Criticism — From the March 2014 issue

What Is Literature?

In defense of the canon

( 2 of 5 )

Although it’s pretty to think that great books arise because great writers are driven to write exactly what they want to write, canon formation was, in truth, a result of the middle class’s desire to see its own values reflected in art. As such, the canon was tied to the advance of literacy, the surging book trade, the growing appeal of novels, the spread of coffee shops and clubs, the rise of reviews and magazines, the creation of private circulating libraries, the popularity of serialization and three-decker novels, and, finally, the eventual takeover of literature by institutions of higher learning.

1 In addition to Trevor Ross’s penetrating study, see also Jonathan Kramnick’s Making the English Canon, John Guillory’s Cultural Capital, and the excellent anthology Debating the Canon, edited by Lee Morrissey.

These trends have all been amply documented by a clutch of scholarly works issuing from the canon wars of the Seventies and Eighties; and few critics today would ever think to ignore the cultural complicity inherent in canon formation.1 Consider, for example, the familiar poetry anthology. As Barbara Benedict explains in Making the Modern Reader, the first anthologies were pieced together less out of aesthetic conviction than out of the desire of printers and booksellers to promote books whose copyrights they held. And because poets wanted to see their work anthologized, they began writing shorter poems to increase their chances for inclusion.

2 But it was literature with a small paradox at its center. Because each set was “complete” at the time of publication (though volumes might be added later), it was a hierarchy without levels. Wordsworth, for one, resented Bell’s edition of The Poets of Great Britain because Abraham Cowley and Thomas Gray held the same pride of place, simply by inclusion, as Chaucer and Shakespeare. 

By the early 1800s, according to Thomas Bonnell, author of That Most Disreputable Trade, uniform sets of poetry or the “complete works” of writers were standard publishing fare; and because the books looked and felt so good — The Aldine Edition of the British Poets (1830–52) was bound in morocco and marbled boards with gilt on the front covers and spines — each decorative volume seemed to shout “Literature.”?2 But it would be small-minded, as well as excessive, to claim that commerce alone drove the literary enterprise. Simply because anthologies or serialization influenced the composition of poems and novels didn’t mean that writers tossed aesthetic considerations aside.
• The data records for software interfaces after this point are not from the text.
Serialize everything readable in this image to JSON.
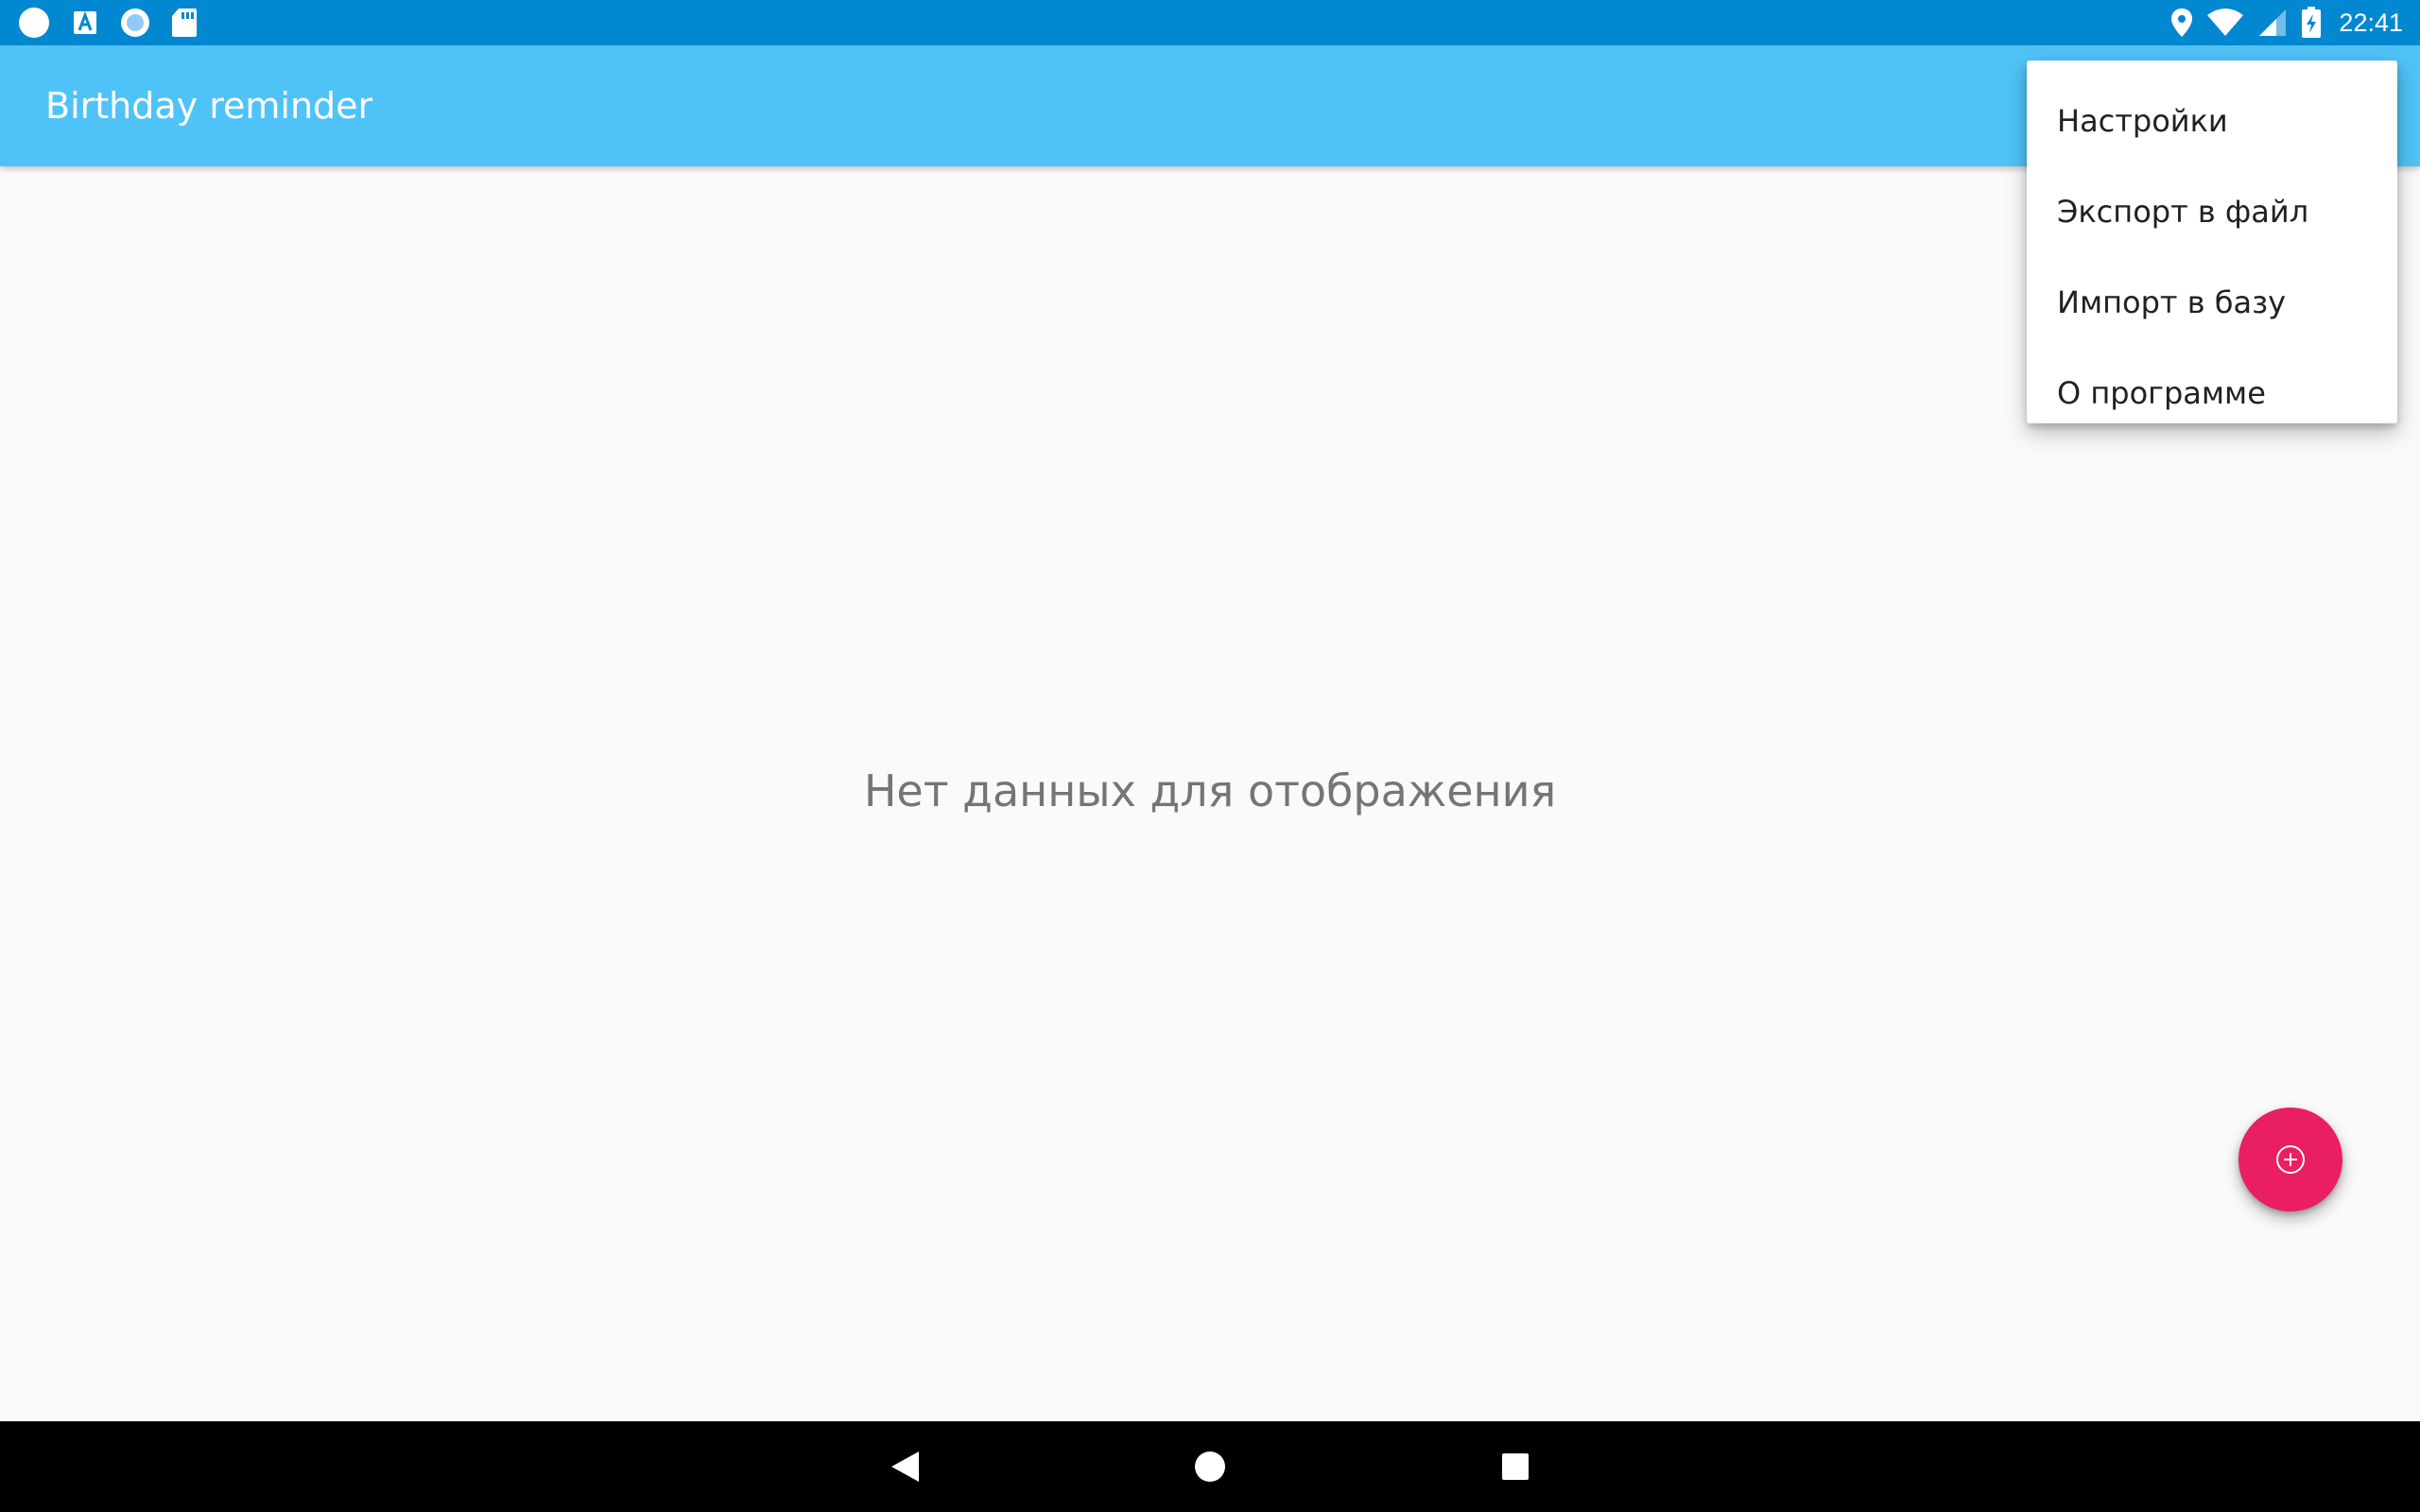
{
  "status_bar": {
    "left_icons": [
      "circle-notification-icon",
      "text-a-icon",
      "record-icon",
      "sd-card-icon"
    ],
    "right_icons": [
      "location-icon",
      "wifi-icon",
      "cell-signal-icon",
      "battery-charging-icon"
    ],
    "time": "22:41"
  },
  "app_bar": {
    "title": "Birthday reminder"
  },
  "main": {
    "empty_message": "Нет данных для отображения"
  },
  "fab": {
    "icon": "add-circle-icon"
  },
  "overflow_menu": {
    "items": [
      {
        "label": "Настройки"
      },
      {
        "label": "Экспорт в файл"
      },
      {
        "label": "Импорт в базу"
      },
      {
        "label": "О программе"
      }
    ]
  },
  "nav_bar": {
    "buttons": [
      "back-icon",
      "home-icon",
      "recents-icon"
    ]
  },
  "colors": {
    "status_bar": "#0288d1",
    "app_bar": "#4fc3f7",
    "fab": "#e91e63",
    "background": "#fafafa"
  }
}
Canon formation continued to rely on a credible, if not monolithic, consensus among informed readers.

’s most recent book is Except When I Write: Reflections of a Recovering Critic (Oxford). His essay “The Worst of Times” appeared in the November 2009 issue of Harper’s Magazine.

More from Arthur Krystal:

Get access to 167 years of
Harper’s for only $45.99

United States Canada

THE CURRENT ISSUE

February 2018

Modern Despots

= Subscribers only.
Sign in here.
Subscribe here.

Before the Deluge

= Subscribers only.
Sign in here.
Subscribe here.

Notes to Self

= Subscribers only.
Sign in here.
Subscribe here.

Within Reach

= Subscribers only.
Sign in here.
Subscribe here.

The Bodies in The Forest

= Subscribers only.
Sign in here.
Subscribe here.

The Minds of Others

= Subscribers only.
Sign in here.
Subscribe here.

view Table Content